Realtime Web Apps with Nginx Nchan and Python

Syed Komail Abbas
Apr 17, 2017 · 3 min read
Photo By Felix Broennimann

If you have been doing any kind of web development, the name Nginx should immediately resonate with you. But what you may not know is that Nginx is built on top of an extensible and customizable module chain. It is these modules which actually do most of the heavy lifting when it comes to serving requests, sending files or communicating with Redis , Memcache or FastCGI servers. One such (perhaps not so well known but extremely powerful) module is Nchan . Nchan makes writing realtime web based pub/sub applications a breeze. In this article, we will build a simple systems monitoring dashboard which displays process information in realtime similar to what you would see when you run the unix top or htop commands. We will use python as the backend server publishing process information and react as the front end javascript client consuming and displaying that information on our dashboard.

Setting Up Nginx Nchan

To use Nchan with Nginx, you would need to build Nginx from source and configure it with the Nchan module. It is a straight forward process and instructions could be found on Nchan’s webpage. Once you have built and installed Nginx and Nchan, the next step is to configure Nginx to act as a pub/sub broker by adding the nchan_publisher and nchan_subscriber directives to the nginx.conf config file.

If you are familiar with Nginx, you know that the server and location directives are the core building blocks of the Nginx routing configuration (This article wont go into details regarding Nginx configuration but if you are new to Nginx, a good introduction to Nginx configuration could be found here). Nchan directives (nchan_subscriber, nchan_publisher) work by mapping the server and location sections to publishing and subscribing end points on a given channel ( topic or subject in other pub/sub messaging par lance). With Nchan, publishers publish messages on a channel by making simple post requests to an end point configured with the nchan_publisher directive.

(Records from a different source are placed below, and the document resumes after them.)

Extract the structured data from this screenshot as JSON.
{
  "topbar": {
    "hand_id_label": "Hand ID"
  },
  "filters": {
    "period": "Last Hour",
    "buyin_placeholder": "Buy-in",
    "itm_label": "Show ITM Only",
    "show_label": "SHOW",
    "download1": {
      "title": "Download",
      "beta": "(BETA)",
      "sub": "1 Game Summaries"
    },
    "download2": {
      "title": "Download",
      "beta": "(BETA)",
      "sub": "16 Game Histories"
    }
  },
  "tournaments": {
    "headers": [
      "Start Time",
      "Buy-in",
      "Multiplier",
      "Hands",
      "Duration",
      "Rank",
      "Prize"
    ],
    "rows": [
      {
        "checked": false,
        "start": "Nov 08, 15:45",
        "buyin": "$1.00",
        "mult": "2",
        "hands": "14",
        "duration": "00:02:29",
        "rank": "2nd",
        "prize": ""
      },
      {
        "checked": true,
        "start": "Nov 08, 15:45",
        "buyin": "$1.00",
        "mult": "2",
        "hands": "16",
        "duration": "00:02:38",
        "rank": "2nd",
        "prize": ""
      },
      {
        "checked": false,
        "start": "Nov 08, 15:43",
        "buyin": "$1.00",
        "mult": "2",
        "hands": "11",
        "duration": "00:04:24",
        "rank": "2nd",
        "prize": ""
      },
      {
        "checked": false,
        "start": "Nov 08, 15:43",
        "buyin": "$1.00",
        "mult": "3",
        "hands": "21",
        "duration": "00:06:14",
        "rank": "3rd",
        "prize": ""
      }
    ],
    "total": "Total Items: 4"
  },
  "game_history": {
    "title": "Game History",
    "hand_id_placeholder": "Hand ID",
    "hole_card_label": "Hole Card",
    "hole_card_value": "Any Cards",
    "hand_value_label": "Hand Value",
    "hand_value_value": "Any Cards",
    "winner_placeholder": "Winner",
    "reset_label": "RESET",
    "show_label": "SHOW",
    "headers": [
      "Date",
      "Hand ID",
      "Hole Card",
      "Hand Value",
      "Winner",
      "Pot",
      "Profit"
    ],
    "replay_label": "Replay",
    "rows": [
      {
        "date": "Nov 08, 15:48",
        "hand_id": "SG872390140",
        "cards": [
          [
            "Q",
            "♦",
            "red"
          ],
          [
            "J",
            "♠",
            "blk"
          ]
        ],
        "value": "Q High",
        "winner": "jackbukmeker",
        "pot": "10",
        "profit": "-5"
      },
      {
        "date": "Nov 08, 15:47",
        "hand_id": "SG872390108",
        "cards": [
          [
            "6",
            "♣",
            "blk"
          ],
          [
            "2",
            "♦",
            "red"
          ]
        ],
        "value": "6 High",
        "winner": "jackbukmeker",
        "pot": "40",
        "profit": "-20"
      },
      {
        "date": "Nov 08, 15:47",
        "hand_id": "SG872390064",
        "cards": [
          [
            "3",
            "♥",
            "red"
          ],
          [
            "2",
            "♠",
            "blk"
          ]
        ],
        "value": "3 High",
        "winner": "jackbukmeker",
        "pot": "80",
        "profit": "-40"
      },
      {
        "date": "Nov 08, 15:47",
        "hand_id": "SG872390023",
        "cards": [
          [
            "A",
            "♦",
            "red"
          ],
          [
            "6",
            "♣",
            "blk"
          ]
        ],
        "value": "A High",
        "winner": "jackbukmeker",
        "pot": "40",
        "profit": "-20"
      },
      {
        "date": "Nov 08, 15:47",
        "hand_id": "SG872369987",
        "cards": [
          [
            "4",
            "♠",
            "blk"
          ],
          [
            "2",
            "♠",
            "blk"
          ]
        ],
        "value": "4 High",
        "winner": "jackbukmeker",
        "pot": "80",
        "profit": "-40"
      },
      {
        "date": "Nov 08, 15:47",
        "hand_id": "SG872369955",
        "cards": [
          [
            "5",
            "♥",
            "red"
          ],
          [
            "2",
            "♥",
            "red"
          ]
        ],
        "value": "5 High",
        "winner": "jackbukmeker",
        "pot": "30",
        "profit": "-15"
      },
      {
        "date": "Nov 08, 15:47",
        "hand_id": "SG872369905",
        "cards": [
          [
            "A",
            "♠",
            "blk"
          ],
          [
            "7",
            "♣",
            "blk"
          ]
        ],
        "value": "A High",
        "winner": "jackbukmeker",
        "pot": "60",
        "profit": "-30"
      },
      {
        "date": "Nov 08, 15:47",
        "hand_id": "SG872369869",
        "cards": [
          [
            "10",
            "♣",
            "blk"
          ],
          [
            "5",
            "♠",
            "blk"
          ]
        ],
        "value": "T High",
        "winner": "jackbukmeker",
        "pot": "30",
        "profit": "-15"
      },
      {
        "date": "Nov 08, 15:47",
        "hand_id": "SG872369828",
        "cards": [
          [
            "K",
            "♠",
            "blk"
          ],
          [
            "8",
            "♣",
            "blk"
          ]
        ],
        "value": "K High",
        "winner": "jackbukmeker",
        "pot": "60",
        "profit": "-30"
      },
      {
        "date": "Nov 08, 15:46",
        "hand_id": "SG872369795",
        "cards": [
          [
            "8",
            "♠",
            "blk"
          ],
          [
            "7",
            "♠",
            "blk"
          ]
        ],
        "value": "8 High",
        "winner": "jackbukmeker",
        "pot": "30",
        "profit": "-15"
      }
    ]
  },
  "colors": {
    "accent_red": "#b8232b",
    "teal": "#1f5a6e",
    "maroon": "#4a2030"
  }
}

The nchan_channel_id variable holds the name of the publishing channel and could be set to any Nginx variable . In the config example above, it has been set to the query string param id. With respect to the above configuration, publishers wanting to publish messages on a channel say channel_1 will submit post requests of the form http://localhost:8080/pub?id=channel_1.

Subscribers subscribe to messages on an end point / channel combination via the several mechanisms (i.e Websockets, Server Sent Events) supported by Nchan. For example, a subscriber interested in receiving messages published on channel_1 via Server Sent Events (SSE) can simply initiate an EventSource connection and start receiving updates as follows:

Setting up the Python Publisher

Our publisher is a simple python script which uses the excellent psutil module to collect process and system information. It then publishes this information every two seconds via a simple http post request to the Nginx- Nchan /pub end point on the system_stats channel . You do not require any web frame works or special modules to publish to Nginx-Nchan. All you need is the ability to make post requests. It does not get any simpler than that!

Setting up the Subscriber

For the subscriber client, we create a react application which subscribes for updates on the system_stats channel via Server Sent Events (SSE) and passes these updates to a table for display. We could alternatively have used Websockets but for pure pub/sub where there is no bidirectional communication involved between the publisher and the subscriber, SSE is much simpler and cleaner to use than Websockets .

If you are not familiar with react, don’t despair. Key is to note that you can simply subscribe for updates being published to an Nginx-Nchan server from any javascript application by simply instantiating an EventSource (or Websocket) object and providing a callback hook and that’s it!


The intent of this short post was to show how easy it is to begin writing scalable web pub/sub applications using Nginx-Nchan. There is of course a lot you can do with Nchan and I encourage you to further explore the documentation of the module.

You can find the full source code of the pub/sub application discussed in this post here.